Dan Arnold is the co-editor of the Studies in Indian and Tibetan Buddhism series book Reasons and Lives in Buddhist Traditions. He is Associate Professor at the University of Chicago Divinity School and author of two award-winning books focused on Indian Buddhist philosophy, including Brains, Buddhas, and Believing: The Problem of Intentionality in Classical Buddhist and Cognitive-Scientific Philosophy of Mind (Columbia University Press, 2012). Among other things, he has lately been working to complete an anthology of original translations from India’s Madhyamaka textual tradition.
Books, Courses & Podcasts
Reasons and Lives in Buddhist Traditions
Particularly known for his groundbreaking and influential work in Tibetan studies, Matthew Kapstein is a true polymath in Buddhist and Asian studies more generally; possessing unsurpassed knowledge of Tibetan culture and civilization, he is also deeply grounded in Sanskrit and Indology, and his highly accomplished work in these cultural and civilizational areas has exemplified a whole range of disciplinary perspectives.
Reflecting something of the astonishing range of Matthew Kapstein’s work and interests, this collection of essays pays tribute to a luminary in the field by exemplifying some of the diverse work in Buddhist and Asian studies that has been impacted by his scholarship and teaching.
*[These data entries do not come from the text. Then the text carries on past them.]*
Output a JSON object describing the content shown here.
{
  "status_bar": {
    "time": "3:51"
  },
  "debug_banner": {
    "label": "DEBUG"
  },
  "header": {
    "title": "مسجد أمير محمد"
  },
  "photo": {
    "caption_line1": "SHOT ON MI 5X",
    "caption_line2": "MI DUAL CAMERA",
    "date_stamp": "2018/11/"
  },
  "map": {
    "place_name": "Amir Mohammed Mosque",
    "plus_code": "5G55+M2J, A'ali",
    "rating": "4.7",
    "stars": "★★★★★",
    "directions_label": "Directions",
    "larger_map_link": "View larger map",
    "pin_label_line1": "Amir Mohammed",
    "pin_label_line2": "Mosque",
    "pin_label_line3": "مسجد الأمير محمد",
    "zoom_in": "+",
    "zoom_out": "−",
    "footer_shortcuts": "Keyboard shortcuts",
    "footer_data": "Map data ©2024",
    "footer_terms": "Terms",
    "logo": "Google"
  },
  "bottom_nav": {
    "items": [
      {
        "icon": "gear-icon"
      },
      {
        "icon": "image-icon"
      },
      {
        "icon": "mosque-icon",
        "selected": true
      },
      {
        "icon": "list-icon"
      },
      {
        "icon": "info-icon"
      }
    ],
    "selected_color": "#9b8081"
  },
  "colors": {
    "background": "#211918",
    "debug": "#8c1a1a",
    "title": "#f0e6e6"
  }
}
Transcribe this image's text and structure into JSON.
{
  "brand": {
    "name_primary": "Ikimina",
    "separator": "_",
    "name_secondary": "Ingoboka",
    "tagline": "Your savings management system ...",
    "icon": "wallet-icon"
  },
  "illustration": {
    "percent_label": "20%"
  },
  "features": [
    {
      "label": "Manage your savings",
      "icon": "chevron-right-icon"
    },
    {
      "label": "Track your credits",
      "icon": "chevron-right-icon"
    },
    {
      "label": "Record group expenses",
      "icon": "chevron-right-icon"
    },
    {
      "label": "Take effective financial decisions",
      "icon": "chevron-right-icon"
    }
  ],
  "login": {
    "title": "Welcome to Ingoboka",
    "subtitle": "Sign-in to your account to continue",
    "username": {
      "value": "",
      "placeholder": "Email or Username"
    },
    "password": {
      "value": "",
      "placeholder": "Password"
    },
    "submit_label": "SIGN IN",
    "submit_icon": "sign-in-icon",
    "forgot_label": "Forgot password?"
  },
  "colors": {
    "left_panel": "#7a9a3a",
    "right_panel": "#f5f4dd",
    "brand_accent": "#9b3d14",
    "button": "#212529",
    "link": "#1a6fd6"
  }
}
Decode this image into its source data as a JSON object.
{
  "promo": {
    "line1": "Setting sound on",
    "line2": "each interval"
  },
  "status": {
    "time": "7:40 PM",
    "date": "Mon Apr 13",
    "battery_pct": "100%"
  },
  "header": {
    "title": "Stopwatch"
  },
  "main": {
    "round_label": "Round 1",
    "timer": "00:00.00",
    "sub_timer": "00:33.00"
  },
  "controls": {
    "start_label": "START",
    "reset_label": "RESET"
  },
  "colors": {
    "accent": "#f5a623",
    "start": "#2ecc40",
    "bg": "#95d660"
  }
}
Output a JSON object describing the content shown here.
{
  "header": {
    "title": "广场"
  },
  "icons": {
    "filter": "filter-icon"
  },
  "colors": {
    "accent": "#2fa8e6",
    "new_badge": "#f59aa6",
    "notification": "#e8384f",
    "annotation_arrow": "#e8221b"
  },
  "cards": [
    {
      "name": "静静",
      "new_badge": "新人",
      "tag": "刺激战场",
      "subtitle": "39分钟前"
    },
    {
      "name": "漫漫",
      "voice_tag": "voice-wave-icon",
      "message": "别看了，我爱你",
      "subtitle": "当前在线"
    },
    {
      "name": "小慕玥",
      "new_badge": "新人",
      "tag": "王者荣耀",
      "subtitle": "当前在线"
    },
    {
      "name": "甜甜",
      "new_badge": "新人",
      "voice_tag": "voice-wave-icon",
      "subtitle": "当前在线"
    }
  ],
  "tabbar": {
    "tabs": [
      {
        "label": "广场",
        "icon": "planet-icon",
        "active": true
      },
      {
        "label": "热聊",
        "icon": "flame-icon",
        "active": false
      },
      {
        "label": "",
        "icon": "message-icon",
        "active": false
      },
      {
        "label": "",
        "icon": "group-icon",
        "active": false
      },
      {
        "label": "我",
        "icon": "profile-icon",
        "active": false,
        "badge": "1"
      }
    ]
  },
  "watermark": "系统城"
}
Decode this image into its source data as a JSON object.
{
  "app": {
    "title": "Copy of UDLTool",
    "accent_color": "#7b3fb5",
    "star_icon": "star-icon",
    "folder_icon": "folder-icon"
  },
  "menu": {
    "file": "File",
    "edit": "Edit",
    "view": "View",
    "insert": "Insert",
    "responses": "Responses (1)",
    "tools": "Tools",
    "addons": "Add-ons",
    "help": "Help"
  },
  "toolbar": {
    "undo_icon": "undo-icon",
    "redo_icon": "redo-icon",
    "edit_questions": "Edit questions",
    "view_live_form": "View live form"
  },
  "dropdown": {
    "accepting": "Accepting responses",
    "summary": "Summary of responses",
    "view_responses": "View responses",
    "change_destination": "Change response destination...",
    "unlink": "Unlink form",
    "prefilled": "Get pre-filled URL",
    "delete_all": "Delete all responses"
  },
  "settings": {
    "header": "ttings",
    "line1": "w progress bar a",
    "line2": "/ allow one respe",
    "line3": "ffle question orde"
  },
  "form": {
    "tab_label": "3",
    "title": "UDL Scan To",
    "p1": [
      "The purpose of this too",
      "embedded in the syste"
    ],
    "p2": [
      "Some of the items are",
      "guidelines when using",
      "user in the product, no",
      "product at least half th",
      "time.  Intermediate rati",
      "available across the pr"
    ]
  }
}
Engaging matters as diverse as the legal foundations of Tibetan religious thought, the teaching careers of modern Chinese Buddhists, the history of Bhutan, and the hermeneutical insights of Vasubandhu, these essays by students and colleagues of Matthew Kapstein are offered as testament to a singular scholar and teacher whose wide-ranging work is unified by a rare intellectual selflessness.
Learn more about the Studies in Indian and Tibetan Buddhism series.